All entries must be extracted exactly, with nothing added or dropped.

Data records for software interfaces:
┄┄┄┄┄┄┄┄┄┄

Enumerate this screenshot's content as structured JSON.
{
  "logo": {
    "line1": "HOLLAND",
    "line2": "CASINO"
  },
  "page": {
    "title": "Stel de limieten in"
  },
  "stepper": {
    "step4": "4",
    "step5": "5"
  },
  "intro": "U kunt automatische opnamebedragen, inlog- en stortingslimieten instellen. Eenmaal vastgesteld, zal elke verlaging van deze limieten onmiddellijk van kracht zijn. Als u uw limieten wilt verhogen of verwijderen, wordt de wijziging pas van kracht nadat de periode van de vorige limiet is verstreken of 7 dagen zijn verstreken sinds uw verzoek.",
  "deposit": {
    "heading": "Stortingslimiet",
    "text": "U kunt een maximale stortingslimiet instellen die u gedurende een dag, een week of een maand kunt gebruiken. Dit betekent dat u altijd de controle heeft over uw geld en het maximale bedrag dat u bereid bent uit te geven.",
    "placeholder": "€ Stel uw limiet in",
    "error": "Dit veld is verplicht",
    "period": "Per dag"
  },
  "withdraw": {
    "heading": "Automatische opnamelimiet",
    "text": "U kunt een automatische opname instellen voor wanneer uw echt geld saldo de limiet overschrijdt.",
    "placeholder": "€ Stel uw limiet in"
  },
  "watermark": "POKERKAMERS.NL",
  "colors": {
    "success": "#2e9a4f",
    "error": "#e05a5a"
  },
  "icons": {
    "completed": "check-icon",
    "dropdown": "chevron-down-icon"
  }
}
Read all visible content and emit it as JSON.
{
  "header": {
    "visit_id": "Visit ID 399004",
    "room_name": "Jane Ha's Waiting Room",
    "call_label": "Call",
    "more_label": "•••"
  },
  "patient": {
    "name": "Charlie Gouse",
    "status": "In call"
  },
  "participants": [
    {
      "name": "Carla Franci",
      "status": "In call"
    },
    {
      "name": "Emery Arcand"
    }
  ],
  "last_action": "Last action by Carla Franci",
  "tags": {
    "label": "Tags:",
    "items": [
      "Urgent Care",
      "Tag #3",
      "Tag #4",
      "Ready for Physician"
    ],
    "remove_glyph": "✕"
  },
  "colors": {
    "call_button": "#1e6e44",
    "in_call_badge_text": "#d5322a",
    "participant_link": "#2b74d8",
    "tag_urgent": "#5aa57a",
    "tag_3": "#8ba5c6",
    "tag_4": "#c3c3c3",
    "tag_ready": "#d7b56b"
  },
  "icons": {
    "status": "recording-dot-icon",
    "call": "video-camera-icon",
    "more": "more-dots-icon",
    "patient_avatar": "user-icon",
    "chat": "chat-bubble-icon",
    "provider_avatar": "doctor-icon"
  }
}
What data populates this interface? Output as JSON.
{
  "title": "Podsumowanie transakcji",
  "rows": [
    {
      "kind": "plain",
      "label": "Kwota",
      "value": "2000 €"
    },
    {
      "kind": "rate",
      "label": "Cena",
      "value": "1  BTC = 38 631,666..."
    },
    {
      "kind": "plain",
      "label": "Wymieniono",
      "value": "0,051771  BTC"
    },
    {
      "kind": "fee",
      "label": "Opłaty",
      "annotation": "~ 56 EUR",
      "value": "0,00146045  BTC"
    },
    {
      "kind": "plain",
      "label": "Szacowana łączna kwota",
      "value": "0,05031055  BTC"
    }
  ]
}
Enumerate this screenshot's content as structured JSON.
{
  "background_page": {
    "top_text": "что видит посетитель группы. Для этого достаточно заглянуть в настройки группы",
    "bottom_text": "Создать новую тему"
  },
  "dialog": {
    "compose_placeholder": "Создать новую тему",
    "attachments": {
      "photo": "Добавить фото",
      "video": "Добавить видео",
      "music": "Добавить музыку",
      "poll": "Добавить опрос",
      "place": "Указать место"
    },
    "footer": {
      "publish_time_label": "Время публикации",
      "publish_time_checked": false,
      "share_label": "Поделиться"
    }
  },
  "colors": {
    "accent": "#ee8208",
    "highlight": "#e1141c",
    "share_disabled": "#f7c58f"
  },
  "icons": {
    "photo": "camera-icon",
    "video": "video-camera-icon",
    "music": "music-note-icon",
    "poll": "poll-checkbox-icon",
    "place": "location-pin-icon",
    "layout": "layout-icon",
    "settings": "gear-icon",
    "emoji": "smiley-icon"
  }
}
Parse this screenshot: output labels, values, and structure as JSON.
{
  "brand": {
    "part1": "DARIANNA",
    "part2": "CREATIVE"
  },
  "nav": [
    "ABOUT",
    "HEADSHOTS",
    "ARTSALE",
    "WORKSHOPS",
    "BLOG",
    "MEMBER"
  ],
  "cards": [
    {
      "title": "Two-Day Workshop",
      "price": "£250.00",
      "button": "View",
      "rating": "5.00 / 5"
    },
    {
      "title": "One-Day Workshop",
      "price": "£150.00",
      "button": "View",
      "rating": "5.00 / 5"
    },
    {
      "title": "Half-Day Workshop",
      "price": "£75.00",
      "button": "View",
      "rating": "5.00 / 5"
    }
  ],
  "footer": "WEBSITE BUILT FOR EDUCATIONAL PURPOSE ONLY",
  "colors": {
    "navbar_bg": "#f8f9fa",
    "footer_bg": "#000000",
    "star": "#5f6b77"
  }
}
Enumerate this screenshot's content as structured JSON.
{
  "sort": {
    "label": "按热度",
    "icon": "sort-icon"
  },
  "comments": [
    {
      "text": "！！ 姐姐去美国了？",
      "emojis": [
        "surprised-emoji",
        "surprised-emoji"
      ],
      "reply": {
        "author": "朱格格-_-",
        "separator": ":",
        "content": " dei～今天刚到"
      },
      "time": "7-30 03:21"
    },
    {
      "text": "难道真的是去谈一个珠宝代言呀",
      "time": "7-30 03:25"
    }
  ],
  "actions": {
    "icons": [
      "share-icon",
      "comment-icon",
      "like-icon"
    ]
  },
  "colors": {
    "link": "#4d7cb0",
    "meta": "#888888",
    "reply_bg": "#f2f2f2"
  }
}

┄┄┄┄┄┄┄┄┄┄

## Response below
Enumerate this screenshot's content as structured JSON.
{
  "logo": {
    "line1": "HOLLAND",
    "line2": "CASINO"
  },
  "page": {
    "title": "Stel de limieten in"
  },
  "stepper": {
    "step4": "4",
    "step5": "5"
  },
  "intro": "U kunt automatische opnamebedragen, inlog- en stortingslimieten instellen. Eenmaal vastgesteld, zal elke verlaging van deze limieten onmiddellijk van kracht zijn. Als u uw limieten wilt verhogen of verwijderen, wordt de wijziging pas van kracht nadat de periode van de vorige limiet is verstreken of 7 dagen zijn verstreken sinds uw verzoek.",
  "deposit": {
    "heading": "Stortingslimiet",
    "text": "U kunt een maximale stortingslimiet instellen die u gedurende een dag, een week of een maand kunt gebruiken. Dit betekent dat u altijd de controle heeft over uw geld en het maximale bedrag dat u bereid bent uit te geven.",
    "placeholder": "€ Stel uw limiet in",
    "error": "Dit veld is verplicht",
    "period": "Per dag"
  },
  "withdraw": {
    "heading": "Automatische opnamelimiet",
    "text": "U kunt een automatische opname instellen voor wanneer uw echt geld saldo de limiet overschrijdt.",
    "placeholder": "€ Stel uw limiet in"
  },
  "watermark": "POKERKAMERS.NL",
  "colors": {
    "success": "#2e9a4f",
    "error": "#e05a5a"
  },
  "icons": {
    "completed": "check-icon",
    "dropdown": "chevron-down-icon"
  }
}
Read all visible content and emit it as JSON.
{
  "header": {
    "visit_id": "Visit ID 399004",
    "room_name": "Jane Ha's Waiting Room",
    "call_label": "Call",
    "more_label": "•••"
  },
  "patient": {
    "name": "Charlie Gouse",
    "status": "In call"
  },
  "participants": [
    {
      "name": "Carla Franci",
      "status": "In call"
    },
    {
      "name": "Emery Arcand"
    }
  ],
  "last_action": "Last action by Carla Franci",
  "tags": {
    "label": "Tags:",
    "items": [
      "Urgent Care",
      "Tag #3",
      "Tag #4",
      "Ready for Physician"
    ],
    "remove_glyph": "✕"
  },
  "colors": {
    "call_button": "#1e6e44",
    "in_call_badge_text": "#d5322a",
    "participant_link": "#2b74d8",
    "tag_urgent": "#5aa57a",
    "tag_3": "#8ba5c6",
    "tag_4": "#c3c3c3",
    "tag_ready": "#d7b56b"
  },
  "icons": {
    "status": "recording-dot-icon",
    "call": "video-camera-icon",
    "more": "more-dots-icon",
    "patient_avatar": "user-icon",
    "chat": "chat-bubble-icon",
    "provider_avatar": "doctor-icon"
  }
}
What data populates this interface? Output as JSON.
{
  "title": "Podsumowanie transakcji",
  "rows": [
    {
      "kind": "plain",
      "label": "Kwota",
      "value": "2000 €"
    },
    {
      "kind": "rate",
      "label": "Cena",
      "value": "1  BTC = 38 631,666..."
    },
    {
      "kind": "plain",
      "label": "Wymieniono",
      "value": "0,051771  BTC"
    },
    {
      "kind": "fee",
      "label": "Opłaty",
      "annotation": "~ 56 EUR",
      "value": "0,00146045  BTC"
    },
    {
      "kind": "plain",
      "label": "Szacowana łączna kwota",
      "value": "0,05031055  BTC"
    }
  ]
}
Enumerate this screenshot's content as structured JSON.
{
  "background_page": {
    "top_text": "что видит посетитель группы. Для этого достаточно заглянуть в настройки группы",
    "bottom_text": "Создать новую тему"
  },
  "dialog": {
    "compose_placeholder": "Создать новую тему",
    "attachments": {
      "photo": "Добавить фото",
      "video": "Добавить видео",
      "music": "Добавить музыку",
      "poll": "Добавить опрос",
      "place": "Указать место"
    },
    "footer": {
      "publish_time_label": "Время публикации",
      "publish_time_checked": false,
      "share_label": "Поделиться"
    }
  },
  "colors": {
    "accent": "#ee8208",
    "highlight": "#e1141c",
    "share_disabled": "#f7c58f"
  },
  "icons": {
    "photo": "camera-icon",
    "video": "video-camera-icon",
    "music": "music-note-icon",
    "poll": "poll-checkbox-icon",
    "place": "location-pin-icon",
    "layout": "layout-icon",
    "settings": "gear-icon",
    "emoji": "smiley-icon"
  }
}
Parse this screenshot: output labels, values, and structure as JSON.
{
  "brand": {
    "part1": "DARIANNA",
    "part2": "CREATIVE"
  },
  "nav": [
    "ABOUT",
    "HEADSHOTS",
    "ARTSALE",
    "WORKSHOPS",
    "BLOG",
    "MEMBER"
  ],
  "cards": [
    {
      "title": "Two-Day Workshop",
      "price": "£250.00",
      "button": "View",
      "rating": "5.00 / 5"
    },
    {
      "title": "One-Day Workshop",
      "price": "£150.00",
      "button": "View",
      "rating": "5.00 / 5"
    },
    {
      "title": "Half-Day Workshop",
      "price": "£75.00",
      "button": "View",
      "rating": "5.00 / 5"
    }
  ],
  "footer": "WEBSITE BUILT FOR EDUCATIONAL PURPOSE ONLY",
  "colors": {
    "navbar_bg": "#f8f9fa",
    "footer_bg": "#000000",
    "star": "#5f6b77"
  }
}
Enumerate this screenshot's content as structured JSON.
{
  "sort": {
    "label": "按热度",
    "icon": "sort-icon"
  },
  "comments": [
    {
      "text": "！！ 姐姐去美国了？",
      "emojis": [
        "surprised-emoji",
        "surprised-emoji"
      ],
      "reply": {
        "author": "朱格格-_-",
        "separator": ":",
        "content": " dei～今天刚到"
      },
      "time": "7-30 03:21"
    },
    {
      "text": "难道真的是去谈一个珠宝代言呀",
      "time": "7-30 03:25"
    }
  ],
  "actions": {
    "icons": [
      "share-icon",
      "comment-icon",
      "like-icon"
    ]
  },
  "colors": {
    "link": "#4d7cb0",
    "meta": "#888888",
    "reply_bg": "#f2f2f2"
  }
}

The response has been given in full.